• TASK TO CARRY OUT: Go through the entries below and pick out every line with "star".

Data items:
----
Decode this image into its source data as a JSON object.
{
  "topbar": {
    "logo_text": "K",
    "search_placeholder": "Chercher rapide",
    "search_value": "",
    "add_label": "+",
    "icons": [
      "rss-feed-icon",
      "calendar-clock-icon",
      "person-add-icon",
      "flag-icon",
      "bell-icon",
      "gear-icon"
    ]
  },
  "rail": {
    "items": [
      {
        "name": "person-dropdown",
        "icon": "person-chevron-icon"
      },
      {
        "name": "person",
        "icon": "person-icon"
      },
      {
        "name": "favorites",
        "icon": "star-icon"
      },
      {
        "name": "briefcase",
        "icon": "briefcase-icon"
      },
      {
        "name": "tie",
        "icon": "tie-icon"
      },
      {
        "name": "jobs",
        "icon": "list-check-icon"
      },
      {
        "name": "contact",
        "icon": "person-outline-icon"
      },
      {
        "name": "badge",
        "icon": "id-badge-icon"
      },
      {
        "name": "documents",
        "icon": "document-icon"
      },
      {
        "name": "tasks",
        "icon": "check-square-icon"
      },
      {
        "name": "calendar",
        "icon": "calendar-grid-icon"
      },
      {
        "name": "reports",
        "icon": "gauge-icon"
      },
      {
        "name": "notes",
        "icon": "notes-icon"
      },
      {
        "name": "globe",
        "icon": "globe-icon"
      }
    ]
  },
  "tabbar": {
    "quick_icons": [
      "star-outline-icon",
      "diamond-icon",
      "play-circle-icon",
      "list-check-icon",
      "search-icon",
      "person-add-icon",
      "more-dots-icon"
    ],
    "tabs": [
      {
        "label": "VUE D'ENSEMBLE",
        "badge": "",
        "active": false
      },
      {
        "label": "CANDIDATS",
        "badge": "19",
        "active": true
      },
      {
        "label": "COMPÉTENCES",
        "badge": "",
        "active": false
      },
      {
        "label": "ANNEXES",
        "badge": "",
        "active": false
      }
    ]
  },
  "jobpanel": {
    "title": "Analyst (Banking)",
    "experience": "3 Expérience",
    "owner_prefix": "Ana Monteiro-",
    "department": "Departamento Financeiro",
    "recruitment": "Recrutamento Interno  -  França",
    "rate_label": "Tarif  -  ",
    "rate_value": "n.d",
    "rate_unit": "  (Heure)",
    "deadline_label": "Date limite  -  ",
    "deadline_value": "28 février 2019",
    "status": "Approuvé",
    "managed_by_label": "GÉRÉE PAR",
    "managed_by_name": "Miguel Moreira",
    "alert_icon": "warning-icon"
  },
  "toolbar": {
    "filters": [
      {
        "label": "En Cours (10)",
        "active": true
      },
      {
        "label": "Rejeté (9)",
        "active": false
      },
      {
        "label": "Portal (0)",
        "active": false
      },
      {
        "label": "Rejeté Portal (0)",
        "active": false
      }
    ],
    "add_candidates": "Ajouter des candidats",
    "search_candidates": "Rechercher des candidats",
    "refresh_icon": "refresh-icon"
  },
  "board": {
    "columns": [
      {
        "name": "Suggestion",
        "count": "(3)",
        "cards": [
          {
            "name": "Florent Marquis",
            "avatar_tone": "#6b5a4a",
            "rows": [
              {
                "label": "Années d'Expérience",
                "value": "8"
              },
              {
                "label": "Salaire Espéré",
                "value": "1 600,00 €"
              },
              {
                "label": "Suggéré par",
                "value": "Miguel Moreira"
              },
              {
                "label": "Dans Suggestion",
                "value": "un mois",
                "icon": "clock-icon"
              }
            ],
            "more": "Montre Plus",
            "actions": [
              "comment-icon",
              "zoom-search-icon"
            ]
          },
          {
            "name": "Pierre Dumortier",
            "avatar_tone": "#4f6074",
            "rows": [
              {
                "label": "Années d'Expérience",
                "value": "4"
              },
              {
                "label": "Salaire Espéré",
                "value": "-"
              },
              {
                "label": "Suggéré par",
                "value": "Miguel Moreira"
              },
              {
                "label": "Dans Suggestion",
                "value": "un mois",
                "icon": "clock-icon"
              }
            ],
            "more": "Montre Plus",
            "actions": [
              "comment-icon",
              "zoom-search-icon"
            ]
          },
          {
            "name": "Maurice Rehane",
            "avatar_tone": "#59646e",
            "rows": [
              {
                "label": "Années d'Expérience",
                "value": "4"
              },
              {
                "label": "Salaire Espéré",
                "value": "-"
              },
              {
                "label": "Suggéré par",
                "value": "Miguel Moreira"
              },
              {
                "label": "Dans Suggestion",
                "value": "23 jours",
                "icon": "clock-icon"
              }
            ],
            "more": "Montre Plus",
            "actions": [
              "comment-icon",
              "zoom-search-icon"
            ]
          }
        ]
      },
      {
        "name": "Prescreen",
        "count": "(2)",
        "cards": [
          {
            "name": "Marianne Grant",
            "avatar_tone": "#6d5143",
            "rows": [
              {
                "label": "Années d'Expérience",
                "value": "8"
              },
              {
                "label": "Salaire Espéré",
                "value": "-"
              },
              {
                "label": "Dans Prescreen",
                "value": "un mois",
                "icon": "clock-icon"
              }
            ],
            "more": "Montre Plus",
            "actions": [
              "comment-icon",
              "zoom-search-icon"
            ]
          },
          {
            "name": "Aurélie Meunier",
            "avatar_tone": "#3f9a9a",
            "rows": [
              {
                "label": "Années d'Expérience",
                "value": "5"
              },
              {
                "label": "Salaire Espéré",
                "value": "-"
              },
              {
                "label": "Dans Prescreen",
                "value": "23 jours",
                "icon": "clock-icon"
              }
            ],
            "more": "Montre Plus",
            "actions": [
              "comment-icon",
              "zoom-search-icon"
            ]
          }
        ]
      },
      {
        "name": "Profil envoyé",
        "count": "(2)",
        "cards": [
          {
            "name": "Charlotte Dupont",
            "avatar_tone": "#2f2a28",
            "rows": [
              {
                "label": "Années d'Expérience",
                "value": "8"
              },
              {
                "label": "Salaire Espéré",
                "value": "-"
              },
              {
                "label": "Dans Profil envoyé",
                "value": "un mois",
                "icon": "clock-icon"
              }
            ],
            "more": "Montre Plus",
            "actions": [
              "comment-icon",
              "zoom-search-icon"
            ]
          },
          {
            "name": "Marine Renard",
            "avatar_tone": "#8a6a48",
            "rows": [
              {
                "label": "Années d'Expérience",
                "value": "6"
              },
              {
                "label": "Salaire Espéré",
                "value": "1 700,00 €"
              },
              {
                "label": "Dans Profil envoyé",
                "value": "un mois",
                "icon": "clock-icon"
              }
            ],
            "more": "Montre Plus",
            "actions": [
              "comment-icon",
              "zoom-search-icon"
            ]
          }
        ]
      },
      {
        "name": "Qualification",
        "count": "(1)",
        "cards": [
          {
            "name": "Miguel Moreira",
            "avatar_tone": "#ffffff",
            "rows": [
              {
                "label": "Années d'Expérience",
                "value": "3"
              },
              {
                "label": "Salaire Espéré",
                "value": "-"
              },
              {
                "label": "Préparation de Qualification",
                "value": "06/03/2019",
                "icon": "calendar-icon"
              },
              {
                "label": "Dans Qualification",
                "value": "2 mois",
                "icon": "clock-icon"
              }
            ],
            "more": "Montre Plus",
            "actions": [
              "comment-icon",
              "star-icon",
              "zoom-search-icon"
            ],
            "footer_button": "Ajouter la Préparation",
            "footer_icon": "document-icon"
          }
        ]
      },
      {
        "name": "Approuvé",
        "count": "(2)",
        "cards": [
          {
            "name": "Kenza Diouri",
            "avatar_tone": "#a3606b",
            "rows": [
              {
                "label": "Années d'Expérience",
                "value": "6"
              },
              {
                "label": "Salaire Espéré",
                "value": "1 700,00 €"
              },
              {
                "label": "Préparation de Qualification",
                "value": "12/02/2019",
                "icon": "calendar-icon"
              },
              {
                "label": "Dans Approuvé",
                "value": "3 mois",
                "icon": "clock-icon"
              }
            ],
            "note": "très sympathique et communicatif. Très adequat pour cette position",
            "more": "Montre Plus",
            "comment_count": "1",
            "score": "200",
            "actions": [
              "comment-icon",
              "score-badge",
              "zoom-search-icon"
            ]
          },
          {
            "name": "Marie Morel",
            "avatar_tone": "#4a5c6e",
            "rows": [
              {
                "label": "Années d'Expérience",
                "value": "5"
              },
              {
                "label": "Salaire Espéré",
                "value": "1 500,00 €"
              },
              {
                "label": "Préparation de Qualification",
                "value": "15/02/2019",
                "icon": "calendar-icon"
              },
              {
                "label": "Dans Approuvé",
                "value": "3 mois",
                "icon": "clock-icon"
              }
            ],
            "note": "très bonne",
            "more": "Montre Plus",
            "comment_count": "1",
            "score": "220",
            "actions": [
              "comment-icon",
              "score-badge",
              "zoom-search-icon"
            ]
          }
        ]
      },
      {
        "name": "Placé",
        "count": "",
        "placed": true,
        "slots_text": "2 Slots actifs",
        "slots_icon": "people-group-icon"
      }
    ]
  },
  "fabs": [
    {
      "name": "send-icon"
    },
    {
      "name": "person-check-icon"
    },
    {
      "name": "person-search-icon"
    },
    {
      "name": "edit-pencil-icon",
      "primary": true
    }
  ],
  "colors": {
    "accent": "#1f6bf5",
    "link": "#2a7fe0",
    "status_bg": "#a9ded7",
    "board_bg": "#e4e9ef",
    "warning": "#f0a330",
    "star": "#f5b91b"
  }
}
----
• TASK RESPONSE:
        "icon": "star-icon"
      "star-outline-icon",
              "star-icon",
    "star": "#f5b91b"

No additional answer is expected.